◆ PROBLEM DETAILS ◆
The lines to find are those in the entries that hold the word "Tähän"; copy every one of them.

*** Opening of PROVIDED ENTRIES ***

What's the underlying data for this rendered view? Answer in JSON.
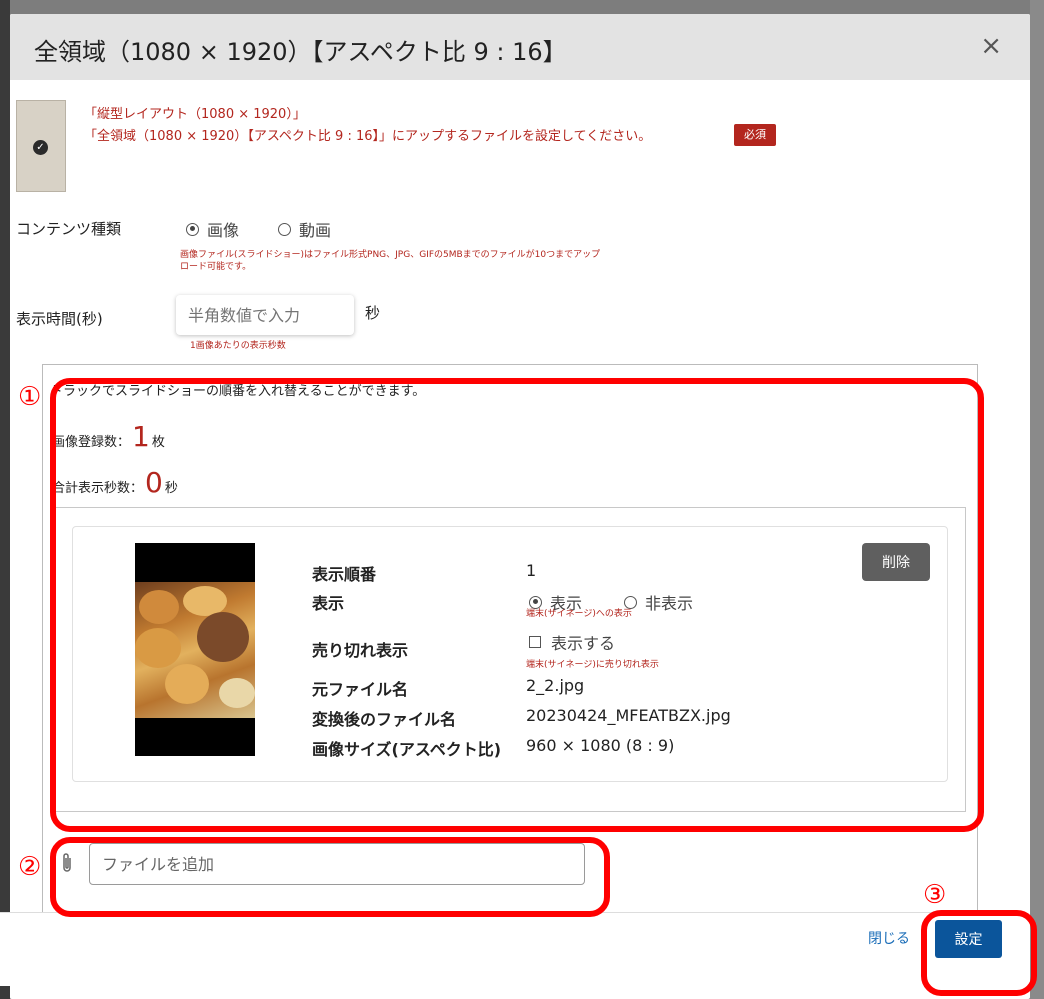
{
  "dialog": {
    "title": "全領域（1080 × 1920）【アスペクト比 9 : 16】",
    "close_symbol": "×"
  },
  "notice": {
    "line1": "「縦型レイアウト（1080 × 1920）」",
    "line2": "「全領域（1080 × 1920）【アスペクト比 9 : 16】」にアップするファイルを設定してください。",
    "required_badge": "必須"
  },
  "content_type": {
    "label": "コンテンツ種類",
    "options": [
      {
        "label": "画像",
        "checked": true
      },
      {
        "label": "動画",
        "checked": false
      }
    ],
    "help_line1": "画像ファイル(スライドショー)はファイル形式PNG、JPG、GIFの5MBまでのファイルが10つまでアップ",
    "help_line2": "ロード可能です。"
  },
  "display_time": {
    "label": "表示時間(秒)",
    "placeholder": "半角数値で入力",
    "unit": "秒",
    "help": "1画像あたりの表示秒数"
  },
  "slideshow": {
    "drag_hint": "ドラックでスライドショーの順番を入れ替えることができます。",
    "count_label": "画像登録数：",
    "count_value": "1",
    "count_unit": "枚",
    "total_label": "合計表示秒数：",
    "total_value": "0",
    "total_unit": "秒"
  },
  "item": {
    "labels": {
      "order": "表示順番",
      "display": "表示",
      "soldout": "売り切れ表示",
      "original_name": "元ファイル名",
      "converted_name": "変換後のファイル名",
      "image_size": "画像サイズ(アスペクト比)"
    },
    "order_value": "1",
    "display_options": [
      {
        "label": "表示",
        "checked": true
      },
      {
        "label": "非表示",
        "checked": false
      }
    ],
    "display_help": "端末(サイネージ)への表示",
    "soldout_checkbox_label": "表示する",
    "soldout_checked": false,
    "soldout_help": "端末(サイネージ)に売り切れ表示",
    "original_name_value": "2_2.jpg",
    "converted_name_value": "20230424_MFEATBZX.jpg",
    "image_size_value": "960 × 1080 (8 : 9)",
    "delete_label": "削除"
  },
  "add_file": {
    "placeholder": "ファイルを追加"
  },
  "footer": {
    "close_label": "閉じる",
    "set_label": "設定"
  },
  "annotations": [
    "①",
    "②",
    "③"
  ],
  "colors": {
    "accent_red": "#b3261e",
    "annotation_red": "#ff0000",
    "primary_blue": "#0b559b",
    "link_blue": "#1a6db8"
  }
}
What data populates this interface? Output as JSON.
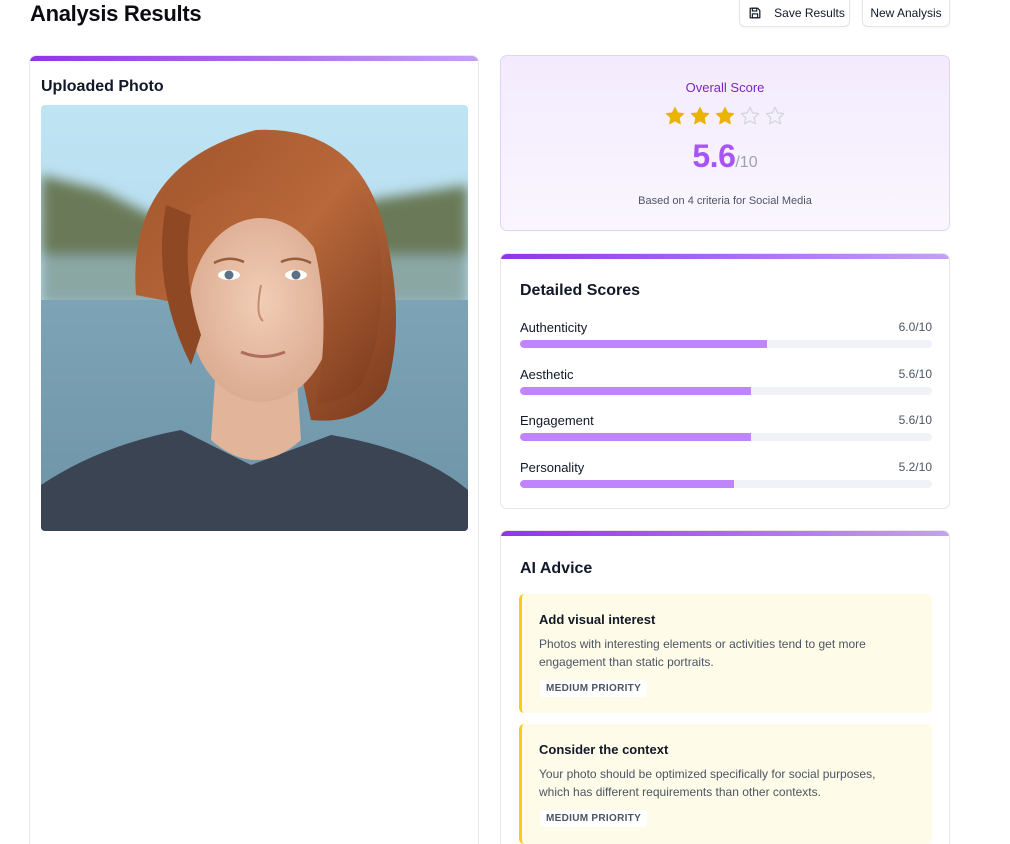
{
  "header": {
    "title": "Analysis Results",
    "save_label": "Save Results",
    "new_label": "New Analysis"
  },
  "photo": {
    "heading": "Uploaded Photo"
  },
  "overall": {
    "label": "Overall Score",
    "score": "5.6",
    "out_of": "/10",
    "stars_filled": 3,
    "stars_total": 5,
    "note": "Based on 4 criteria for Social Media"
  },
  "detailed": {
    "heading": "Detailed Scores",
    "items": [
      {
        "label": "Authenticity",
        "value": "6.0/10",
        "score": 6.0
      },
      {
        "label": "Aesthetic",
        "value": "5.6/10",
        "score": 5.6
      },
      {
        "label": "Engagement",
        "value": "5.6/10",
        "score": 5.6
      },
      {
        "label": "Personality",
        "value": "5.2/10",
        "score": 5.2
      }
    ]
  },
  "advice": {
    "heading": "AI Advice",
    "items": [
      {
        "title": "Add visual interest",
        "body": "Photos with interesting elements or activities tend to get more engagement than static portraits.",
        "priority": "MEDIUM PRIORITY"
      },
      {
        "title": "Consider the context",
        "body": "Your photo should be optimized specifically for social purposes, which has different requirements than other contexts.",
        "priority": "MEDIUM PRIORITY"
      }
    ]
  },
  "colors": {
    "accent": "#9333ea",
    "score_purple": "#a855f7",
    "bar_fill": "#c084fc",
    "star_gold": "#eab308",
    "advice_bg": "#fefbe8",
    "advice_border": "#facc15"
  },
  "icons": {
    "save": "save-icon",
    "star": "star-icon"
  }
}
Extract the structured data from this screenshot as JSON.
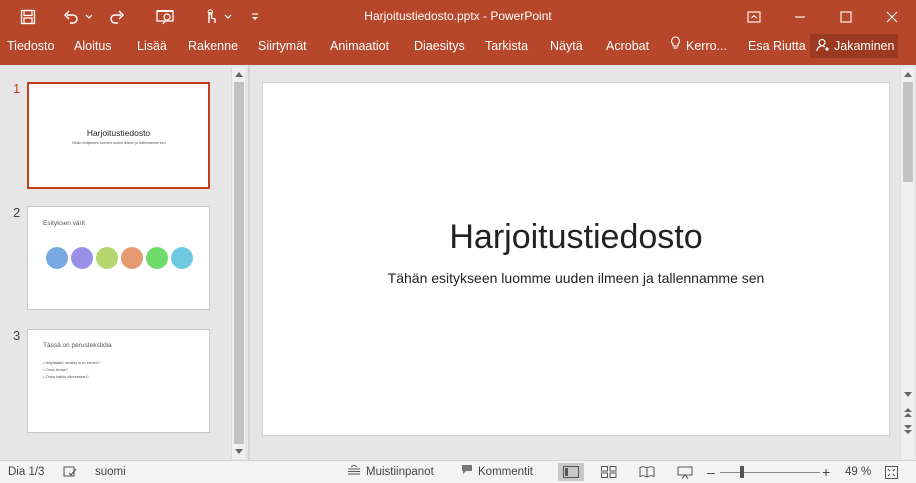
{
  "window": {
    "title": "Harjoitustiedosto.pptx - PowerPoint",
    "brand_color": "#b7472a"
  },
  "qat": {
    "icons": [
      "save-icon",
      "undo-icon",
      "redo-icon",
      "start-slideshow-icon",
      "touch-mode-icon",
      "customize-qat-icon"
    ]
  },
  "ribbon": {
    "tabs": [
      "Tiedosto",
      "Aloitus",
      "Lisää",
      "Rakenne",
      "Siirtymät",
      "Animaatiot",
      "Diaesitys",
      "Tarkista",
      "Näytä",
      "Acrobat"
    ],
    "tell_me": "Kerro...",
    "user": "Esa Riutta",
    "share": "Jakaminen"
  },
  "thumbnails": [
    {
      "number": "1",
      "title": "Harjoitustiedosto",
      "subtitle": "Tähän esitykseen luomme uuden ilmeen ja tallennamme sen"
    },
    {
      "number": "2",
      "title": "Esityksen värit",
      "circle_colors": [
        "#78a9e0",
        "#9b90e8",
        "#b5d66e",
        "#e59a73",
        "#6fdc6a",
        "#6ec8e0"
      ]
    },
    {
      "number": "3",
      "title": "Tässä on perustekstidia",
      "bullets": [
        "• Näyttääkö ranskis kuin ennen?",
        "• Onko kivaa?",
        "• Onko kaikki oikeestaan?"
      ]
    }
  ],
  "slide": {
    "title": "Harjoitustiedosto",
    "subtitle": "Tähän esitykseen luomme uuden ilmeen ja tallennamme sen"
  },
  "status": {
    "slide_counter": "Dia 1/3",
    "language": "suomi",
    "notes": "Muistiinpanot",
    "comments": "Kommentit",
    "zoom_percent": "49 %",
    "zoom_level": 0.49
  }
}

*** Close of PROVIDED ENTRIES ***

◆ WRITTEN RESPONSE ◆
      "subtitle": "Tähän esitykseen luomme uuden ilmeen ja tallennamme sen"
    "subtitle": "Tähän esitykseen luomme uuden ilmeen ja tallennamme sen"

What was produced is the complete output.